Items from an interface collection
____________
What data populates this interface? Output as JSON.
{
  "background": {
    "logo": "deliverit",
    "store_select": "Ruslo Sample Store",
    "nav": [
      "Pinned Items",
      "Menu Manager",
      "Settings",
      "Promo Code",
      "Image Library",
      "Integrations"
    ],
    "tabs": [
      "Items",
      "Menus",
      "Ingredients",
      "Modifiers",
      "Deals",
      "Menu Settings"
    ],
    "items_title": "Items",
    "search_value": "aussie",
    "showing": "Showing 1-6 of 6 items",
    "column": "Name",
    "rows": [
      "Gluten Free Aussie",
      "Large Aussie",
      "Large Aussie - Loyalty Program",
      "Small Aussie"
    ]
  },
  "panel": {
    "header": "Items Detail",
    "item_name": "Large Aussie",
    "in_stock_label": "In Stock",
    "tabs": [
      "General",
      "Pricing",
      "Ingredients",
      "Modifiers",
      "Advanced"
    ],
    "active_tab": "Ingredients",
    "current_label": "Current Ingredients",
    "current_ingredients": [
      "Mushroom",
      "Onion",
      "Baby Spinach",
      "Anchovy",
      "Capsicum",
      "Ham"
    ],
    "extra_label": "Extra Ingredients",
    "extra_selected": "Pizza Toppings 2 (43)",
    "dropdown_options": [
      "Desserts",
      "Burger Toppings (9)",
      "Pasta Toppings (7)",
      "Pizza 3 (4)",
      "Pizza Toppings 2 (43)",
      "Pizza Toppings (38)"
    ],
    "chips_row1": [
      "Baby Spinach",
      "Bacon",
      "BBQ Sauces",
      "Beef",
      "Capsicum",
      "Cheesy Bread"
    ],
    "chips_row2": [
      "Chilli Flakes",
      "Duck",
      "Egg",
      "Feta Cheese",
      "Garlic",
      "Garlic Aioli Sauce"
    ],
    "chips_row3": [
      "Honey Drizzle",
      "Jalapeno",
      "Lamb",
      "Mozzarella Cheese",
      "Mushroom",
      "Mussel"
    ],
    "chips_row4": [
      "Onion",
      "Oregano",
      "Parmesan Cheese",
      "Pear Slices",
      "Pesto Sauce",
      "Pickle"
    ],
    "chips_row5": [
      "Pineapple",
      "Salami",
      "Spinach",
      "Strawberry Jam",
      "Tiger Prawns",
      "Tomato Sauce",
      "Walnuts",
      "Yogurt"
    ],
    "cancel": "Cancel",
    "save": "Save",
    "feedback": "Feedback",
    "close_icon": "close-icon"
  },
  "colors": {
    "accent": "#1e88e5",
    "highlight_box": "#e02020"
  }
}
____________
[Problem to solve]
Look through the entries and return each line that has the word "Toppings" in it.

[Answer area]
    "extra_selected": "Pizza Toppings 2 (43)",
      "Burger Toppings (9)",
      "Pasta Toppings (7)",
      "Pizza Toppings 2 (43)",
      "Pizza Toppings (38)"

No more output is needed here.